From left, Los Alamos Commerce and Development Corporation Executive Director Patrick Sullivan, Discover Los Alamos Director Melanie Peña and Discover Los Alamos Greeter Annie Kuiper Tuesday morning in front of the Los Alamos Visitor Center at 109 Central Park Square. Photo by Carol A. Clark/
Los Alamos Daily Post

When it comes to tourism, visitor centers play a significant role in enhancing a tourist’s experience and influencing a community’s success as a travel destination.

Where a visitor center is located within a community is important and Assistant to the County Manager Linda Matteson explained during a recent interview that the visitor center at 109 Central Park Square is not a location that visitors would typically look for when entering town.

Based off a recommendation in the County’s newly approved tourism strategic plan, the Tourism Implementation Task Force is looking into whether the Los Alamos Visitor Center should be relocated.

“We first identified criteria of how we would judge what was good and bad about the locations, what are the things that are important to us,” Matteson said.

The task force brainstormed possible locations including Fuller Lodge, 1010 Central Ave. in the grassy area in front of the Municipal Building parking lot, the U.S. Post Office and the site of the former Municipal Building near Ashley Pond.
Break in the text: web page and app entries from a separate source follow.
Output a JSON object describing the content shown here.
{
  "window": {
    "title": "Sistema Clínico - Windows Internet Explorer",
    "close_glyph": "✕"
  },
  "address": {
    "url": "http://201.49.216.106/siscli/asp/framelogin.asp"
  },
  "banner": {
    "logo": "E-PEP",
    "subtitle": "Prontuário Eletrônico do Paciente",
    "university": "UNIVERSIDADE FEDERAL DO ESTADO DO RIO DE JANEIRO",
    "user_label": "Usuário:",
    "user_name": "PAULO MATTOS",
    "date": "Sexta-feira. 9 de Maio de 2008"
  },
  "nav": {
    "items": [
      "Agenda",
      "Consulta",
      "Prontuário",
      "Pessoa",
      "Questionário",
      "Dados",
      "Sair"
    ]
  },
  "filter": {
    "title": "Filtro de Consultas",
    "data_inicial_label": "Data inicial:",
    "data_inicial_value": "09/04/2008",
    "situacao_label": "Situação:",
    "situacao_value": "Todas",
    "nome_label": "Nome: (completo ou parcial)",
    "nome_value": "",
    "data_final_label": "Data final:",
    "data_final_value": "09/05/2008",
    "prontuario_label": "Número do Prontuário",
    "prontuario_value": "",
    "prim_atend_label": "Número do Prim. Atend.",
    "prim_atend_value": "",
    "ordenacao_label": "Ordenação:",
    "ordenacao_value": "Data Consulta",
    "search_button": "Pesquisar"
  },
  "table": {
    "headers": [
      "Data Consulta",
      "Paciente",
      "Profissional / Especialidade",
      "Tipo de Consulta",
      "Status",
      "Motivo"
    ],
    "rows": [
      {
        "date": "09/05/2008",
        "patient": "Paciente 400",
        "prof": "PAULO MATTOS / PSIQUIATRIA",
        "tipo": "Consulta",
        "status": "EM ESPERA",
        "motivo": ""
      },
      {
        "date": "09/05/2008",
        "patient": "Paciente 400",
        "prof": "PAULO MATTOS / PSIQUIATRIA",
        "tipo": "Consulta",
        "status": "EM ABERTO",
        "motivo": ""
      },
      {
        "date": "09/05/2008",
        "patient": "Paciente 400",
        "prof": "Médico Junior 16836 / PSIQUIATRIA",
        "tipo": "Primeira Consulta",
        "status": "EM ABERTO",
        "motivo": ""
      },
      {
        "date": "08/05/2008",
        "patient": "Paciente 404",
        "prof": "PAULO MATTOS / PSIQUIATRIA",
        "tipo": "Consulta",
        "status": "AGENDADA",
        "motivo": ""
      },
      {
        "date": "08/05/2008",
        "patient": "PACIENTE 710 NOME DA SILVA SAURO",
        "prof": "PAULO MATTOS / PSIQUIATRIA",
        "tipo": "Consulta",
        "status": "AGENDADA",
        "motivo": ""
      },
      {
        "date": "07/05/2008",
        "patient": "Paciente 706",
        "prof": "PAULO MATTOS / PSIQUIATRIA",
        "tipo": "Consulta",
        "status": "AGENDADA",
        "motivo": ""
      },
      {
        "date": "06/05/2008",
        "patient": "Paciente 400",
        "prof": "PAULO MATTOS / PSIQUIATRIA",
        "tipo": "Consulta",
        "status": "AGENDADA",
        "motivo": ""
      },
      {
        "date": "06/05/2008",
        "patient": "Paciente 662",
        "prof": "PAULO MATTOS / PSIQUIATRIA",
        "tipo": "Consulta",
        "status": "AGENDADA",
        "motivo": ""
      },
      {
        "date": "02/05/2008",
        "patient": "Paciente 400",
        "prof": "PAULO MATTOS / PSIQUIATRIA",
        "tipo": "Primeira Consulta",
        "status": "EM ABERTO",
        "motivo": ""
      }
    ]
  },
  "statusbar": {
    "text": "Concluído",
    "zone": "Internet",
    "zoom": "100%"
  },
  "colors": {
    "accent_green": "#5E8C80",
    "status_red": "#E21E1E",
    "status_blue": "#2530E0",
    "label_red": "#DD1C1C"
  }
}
Matteson said the task force is focusing on establishing a rubric to evaluate potential sites for the visitor center. This rubric will be used to score, and rank sites based on set criteria including facility leasing cost verses the cost to construct a new building, availability and whether the location maximizes spending opportunities, proximity to transit lines and familiar locations.

The rubric is expected to be finalized within the next two weeks, Matteson said, adding that the plan is to assign a potential site to each task member to research. The public will be invited to provide input on the various locations.

Using a rubric is a tried and true method, Matteson said. “We’re really following an industry known trade off analysis,” she said. “For the task force, they wanted to be as open and transparent as possible because they will be going to the council with this (for approval).”

The task force is relatively new, having just been approved by the county council in May. Its first meeting was May 23. There are 11 members serving on the committee with a range of representation in the community. Some are business owners, others are part of local organizations and a few serve on other County boards and commissions. Matteson said the task force meetings are open to the public and noted that the task force is mirrored after the White Rock Master Plan Implementation Committee.

Matteson said she is impressed with the work the task force has already completely.

“They are a hardworking, passionate group and it’s very exciting to work with them,” she said. “I’m impressed with what’s been done so far.”